Activity: Each line of the data below that carries the word "title" needs to be copied.

########

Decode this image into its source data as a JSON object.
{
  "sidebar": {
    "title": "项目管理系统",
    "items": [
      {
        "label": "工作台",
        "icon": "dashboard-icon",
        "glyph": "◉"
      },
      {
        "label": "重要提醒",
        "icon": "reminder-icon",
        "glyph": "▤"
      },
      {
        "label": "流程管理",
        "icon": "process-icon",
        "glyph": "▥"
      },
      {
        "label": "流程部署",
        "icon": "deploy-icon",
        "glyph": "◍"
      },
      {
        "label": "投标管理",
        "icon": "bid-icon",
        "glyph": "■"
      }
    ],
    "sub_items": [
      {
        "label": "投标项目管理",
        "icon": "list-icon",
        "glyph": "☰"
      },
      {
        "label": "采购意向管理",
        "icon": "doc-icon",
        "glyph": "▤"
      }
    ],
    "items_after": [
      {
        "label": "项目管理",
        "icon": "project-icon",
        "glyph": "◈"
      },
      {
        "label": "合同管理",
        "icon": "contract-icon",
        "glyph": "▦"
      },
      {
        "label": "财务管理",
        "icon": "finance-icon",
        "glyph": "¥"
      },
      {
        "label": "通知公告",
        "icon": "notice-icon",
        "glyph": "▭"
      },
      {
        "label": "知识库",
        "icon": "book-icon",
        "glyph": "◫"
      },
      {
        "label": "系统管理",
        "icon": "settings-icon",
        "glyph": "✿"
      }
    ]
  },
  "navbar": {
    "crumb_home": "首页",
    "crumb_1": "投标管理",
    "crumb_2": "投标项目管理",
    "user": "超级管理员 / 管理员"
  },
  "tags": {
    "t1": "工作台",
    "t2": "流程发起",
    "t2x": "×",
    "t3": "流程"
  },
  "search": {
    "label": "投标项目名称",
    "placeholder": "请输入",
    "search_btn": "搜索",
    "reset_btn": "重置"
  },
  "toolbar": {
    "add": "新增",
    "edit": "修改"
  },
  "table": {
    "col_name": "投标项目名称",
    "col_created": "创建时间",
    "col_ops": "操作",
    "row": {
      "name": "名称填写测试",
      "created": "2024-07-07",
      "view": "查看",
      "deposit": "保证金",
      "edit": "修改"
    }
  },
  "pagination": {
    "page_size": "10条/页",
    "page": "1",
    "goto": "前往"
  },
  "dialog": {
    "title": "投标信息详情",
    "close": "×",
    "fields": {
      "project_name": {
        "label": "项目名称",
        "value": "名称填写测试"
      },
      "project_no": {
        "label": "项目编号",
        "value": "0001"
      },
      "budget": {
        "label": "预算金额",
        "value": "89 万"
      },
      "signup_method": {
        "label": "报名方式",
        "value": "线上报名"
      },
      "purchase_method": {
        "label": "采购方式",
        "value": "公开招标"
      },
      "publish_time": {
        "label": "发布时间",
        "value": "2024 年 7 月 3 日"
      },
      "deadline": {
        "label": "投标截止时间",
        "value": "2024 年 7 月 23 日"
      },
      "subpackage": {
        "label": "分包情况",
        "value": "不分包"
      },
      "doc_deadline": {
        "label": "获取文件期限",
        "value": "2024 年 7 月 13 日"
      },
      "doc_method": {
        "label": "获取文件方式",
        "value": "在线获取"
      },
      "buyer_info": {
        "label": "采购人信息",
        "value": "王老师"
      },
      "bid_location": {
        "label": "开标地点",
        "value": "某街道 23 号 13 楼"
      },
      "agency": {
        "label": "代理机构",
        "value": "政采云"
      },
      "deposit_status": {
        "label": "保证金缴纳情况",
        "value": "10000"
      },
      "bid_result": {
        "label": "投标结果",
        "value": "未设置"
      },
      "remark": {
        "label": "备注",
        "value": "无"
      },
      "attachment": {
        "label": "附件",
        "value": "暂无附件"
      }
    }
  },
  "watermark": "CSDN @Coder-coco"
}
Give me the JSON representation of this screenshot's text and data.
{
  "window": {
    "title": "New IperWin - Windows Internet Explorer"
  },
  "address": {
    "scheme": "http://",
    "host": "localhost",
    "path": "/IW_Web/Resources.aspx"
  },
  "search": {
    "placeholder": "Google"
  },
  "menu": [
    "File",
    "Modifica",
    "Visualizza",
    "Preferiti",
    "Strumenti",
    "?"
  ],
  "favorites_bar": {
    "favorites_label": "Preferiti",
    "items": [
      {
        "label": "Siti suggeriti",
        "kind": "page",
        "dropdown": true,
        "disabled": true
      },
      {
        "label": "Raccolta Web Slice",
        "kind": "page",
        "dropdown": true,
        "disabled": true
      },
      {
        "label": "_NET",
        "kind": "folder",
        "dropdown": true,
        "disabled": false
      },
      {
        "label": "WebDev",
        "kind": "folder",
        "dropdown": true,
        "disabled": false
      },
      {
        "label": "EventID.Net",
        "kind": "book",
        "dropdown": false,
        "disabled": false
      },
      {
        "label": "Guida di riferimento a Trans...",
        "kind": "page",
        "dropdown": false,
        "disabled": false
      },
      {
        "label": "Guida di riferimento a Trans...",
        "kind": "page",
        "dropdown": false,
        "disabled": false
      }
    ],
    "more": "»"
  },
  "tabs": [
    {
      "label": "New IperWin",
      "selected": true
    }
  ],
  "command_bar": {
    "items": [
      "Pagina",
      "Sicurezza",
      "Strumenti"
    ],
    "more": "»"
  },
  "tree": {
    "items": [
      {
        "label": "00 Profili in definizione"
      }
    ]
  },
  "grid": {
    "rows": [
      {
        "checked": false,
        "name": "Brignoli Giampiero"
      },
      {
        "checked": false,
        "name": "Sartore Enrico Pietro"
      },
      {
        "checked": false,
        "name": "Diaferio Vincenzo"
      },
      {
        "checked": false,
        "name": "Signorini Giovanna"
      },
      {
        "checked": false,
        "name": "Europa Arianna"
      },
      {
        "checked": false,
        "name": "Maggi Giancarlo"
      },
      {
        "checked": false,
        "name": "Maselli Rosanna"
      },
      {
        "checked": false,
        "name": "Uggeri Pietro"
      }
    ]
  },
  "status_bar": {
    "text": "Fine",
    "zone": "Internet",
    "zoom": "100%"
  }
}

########

Response box:
    "title": "项目管理系统",
    "title": "投标信息详情",
    "title": "New IperWin - Windows Internet Explorer"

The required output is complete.